We need better than a board that only recognizes the company’s failures when shareholders protest, and then must crib a new strategy from those same shareholders. The current board has, in our view, continued to prove itself to be unimaginative, intractable and lackadaisical stewards of the company, to the great detriment of Supervalu’s shareholders
Blackwells Capital LLC
The proposed new six-person board would be comprised of these corporate executives: Richard A. Anicetti, a 38-year veteran of the retail food industry who has spent nearly a third of his career serving as a CEO, including The Fresh Market and Food Lion; Steven H. Baer, an executive with over 40 years of executive leadership and business turnaround experience, including as a partner of High Ridge Partners, a private turnaround, restructuring and financial consulting firm; Robert “Chris” Kreidler, an experienced C-level executive with some of the largest foodservice and food distribution companies, including Sysco and C&S; Frank Lazaran, a veteran of the food industry, with over 40 years of experience including as serving as CEO of Marsh Supermarkets and Winn-Dixie; James; J. Martell, a veteran public company director with experience in logistics and transportation, including serving on the board of Mobile Mini Inc. and XPO Logistics, Inc.; and Sandra E. Taylor, who has had a long career in corporate social responsibility, with experience as CEO of Sustainable Business International LLC, an independent consultancy which specializes in social responsibility for global businesses; and as senior VP-corporate social responsibility for Starbucks Corporation.
Nine days later on July 18, Supervalu sent another letter to its shareholders noting its “change” initiative which it said will deliver enhanced shareholder value.
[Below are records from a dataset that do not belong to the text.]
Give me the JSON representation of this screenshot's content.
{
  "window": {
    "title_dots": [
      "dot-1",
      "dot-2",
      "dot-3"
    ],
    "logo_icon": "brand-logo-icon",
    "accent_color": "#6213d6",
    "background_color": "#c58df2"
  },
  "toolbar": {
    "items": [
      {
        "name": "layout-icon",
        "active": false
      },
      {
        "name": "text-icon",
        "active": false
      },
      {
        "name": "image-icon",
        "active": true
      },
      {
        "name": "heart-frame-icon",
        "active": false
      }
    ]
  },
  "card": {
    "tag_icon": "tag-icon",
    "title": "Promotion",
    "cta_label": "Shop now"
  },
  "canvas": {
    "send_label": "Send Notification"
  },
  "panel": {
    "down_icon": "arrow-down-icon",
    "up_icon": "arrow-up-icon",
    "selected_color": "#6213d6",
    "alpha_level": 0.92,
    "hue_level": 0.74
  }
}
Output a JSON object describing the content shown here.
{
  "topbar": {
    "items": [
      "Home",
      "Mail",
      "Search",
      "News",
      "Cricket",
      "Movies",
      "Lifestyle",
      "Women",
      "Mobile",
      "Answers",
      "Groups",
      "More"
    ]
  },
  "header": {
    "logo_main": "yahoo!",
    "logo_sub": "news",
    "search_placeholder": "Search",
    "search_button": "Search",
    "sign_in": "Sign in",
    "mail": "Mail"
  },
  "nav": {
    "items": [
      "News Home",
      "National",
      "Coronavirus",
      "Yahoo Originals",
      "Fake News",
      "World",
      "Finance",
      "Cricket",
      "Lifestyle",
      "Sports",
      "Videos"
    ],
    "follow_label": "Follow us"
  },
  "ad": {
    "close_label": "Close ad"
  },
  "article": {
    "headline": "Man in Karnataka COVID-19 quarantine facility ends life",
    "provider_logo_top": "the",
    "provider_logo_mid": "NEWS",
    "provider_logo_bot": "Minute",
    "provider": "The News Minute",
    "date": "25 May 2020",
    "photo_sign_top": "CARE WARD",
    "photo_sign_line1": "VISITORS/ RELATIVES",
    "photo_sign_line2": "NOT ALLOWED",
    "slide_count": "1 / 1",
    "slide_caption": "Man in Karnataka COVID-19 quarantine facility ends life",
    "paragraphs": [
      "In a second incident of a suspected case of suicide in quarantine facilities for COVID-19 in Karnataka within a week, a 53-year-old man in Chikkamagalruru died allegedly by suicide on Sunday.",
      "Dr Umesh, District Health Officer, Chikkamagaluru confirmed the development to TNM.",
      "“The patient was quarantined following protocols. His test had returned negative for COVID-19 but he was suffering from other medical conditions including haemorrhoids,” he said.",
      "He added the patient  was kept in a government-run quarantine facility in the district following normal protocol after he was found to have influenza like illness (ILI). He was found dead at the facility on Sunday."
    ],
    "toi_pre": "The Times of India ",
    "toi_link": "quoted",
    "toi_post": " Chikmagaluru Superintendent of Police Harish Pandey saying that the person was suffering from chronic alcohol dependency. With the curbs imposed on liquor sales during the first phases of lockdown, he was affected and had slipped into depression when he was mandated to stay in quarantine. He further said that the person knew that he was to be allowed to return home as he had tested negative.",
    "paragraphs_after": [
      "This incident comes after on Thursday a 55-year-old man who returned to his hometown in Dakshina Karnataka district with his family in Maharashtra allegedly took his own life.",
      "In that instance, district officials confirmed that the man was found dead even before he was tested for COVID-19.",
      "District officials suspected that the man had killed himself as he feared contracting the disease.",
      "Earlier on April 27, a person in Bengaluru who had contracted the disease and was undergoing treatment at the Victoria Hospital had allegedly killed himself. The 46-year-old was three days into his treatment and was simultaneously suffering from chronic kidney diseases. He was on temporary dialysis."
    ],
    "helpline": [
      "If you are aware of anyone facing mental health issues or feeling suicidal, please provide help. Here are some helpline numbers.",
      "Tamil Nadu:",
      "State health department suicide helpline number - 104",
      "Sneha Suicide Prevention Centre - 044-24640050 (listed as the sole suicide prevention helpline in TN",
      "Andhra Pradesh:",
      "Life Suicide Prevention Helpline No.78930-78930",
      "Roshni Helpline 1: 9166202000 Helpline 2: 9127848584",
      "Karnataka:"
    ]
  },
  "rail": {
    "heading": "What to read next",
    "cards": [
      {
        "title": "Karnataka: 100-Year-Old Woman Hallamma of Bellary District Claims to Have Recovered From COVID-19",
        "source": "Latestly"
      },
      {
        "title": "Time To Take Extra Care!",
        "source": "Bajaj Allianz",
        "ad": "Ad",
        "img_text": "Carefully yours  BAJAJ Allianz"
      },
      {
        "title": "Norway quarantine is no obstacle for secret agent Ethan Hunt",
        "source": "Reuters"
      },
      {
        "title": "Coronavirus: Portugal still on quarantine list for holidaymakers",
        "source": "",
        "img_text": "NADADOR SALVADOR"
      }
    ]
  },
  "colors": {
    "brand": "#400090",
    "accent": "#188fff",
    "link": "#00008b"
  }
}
Also included in the letter was a “Q&A” with Supervalu chairman Chappel and references to its nine board members detailing their contributions to SVU’s improvement and future outlook. The letter also s stated that the six board members nominated by Blackwells “would bring no new or additive expertise” to the board.
Blackwells quickly responded with a letter of its own, stating that Supervalu’s claim of aggressively transforming its business and delivering results was “consistent with a prior pattern of puffery.” Managing partner Aintabi added: “We are astounded that Supervalu believes it can advocate for the re-election of its incumbent directors without so much as attempting to address the tremendous losses shareholders have suffered during the tenure of this board.”
In the Mid-Atlantic, Supervalu announced some staffing changes to its East region wholesale operations. Joe Della Noce, VP of sales, a veteran of 30 years with Supervalu and its predecessor company, Richfood, will retire at the end of July. Another Supervalu veteran, Mark Gossett, who shared VP-sales duties with Della Noce and supervised the Southeast, will now oversee all sales for the east region. He will relocate from Atlanta to Mechanicsville, VA and report to Bill Chew, Supervalu’s senior VP-sales. Mike Danes has been named to fill Gossett’s former post in Atlanta. Additionally, Leon Bergmann, president of Supervalu’s west region, has left the company and joined Harvest/Sherwood, a San Diego-based foodservice and retail distributor, as CEO.
And by the end of this month, the second largest Supervalu-owned retail chain, Shoppers Food & Pharmacy, Bowie, MD, will officially shift its merchandising to the Cub Foods headquarters in Stillwell, MN. About 40 associates will be impacted including president Bob Gleeson, who was with Shoppers for more than 30 years.
It’s going to be a busy and critical next four weeks for Supervalu (including its annual national trade show in late July). Stay tuned.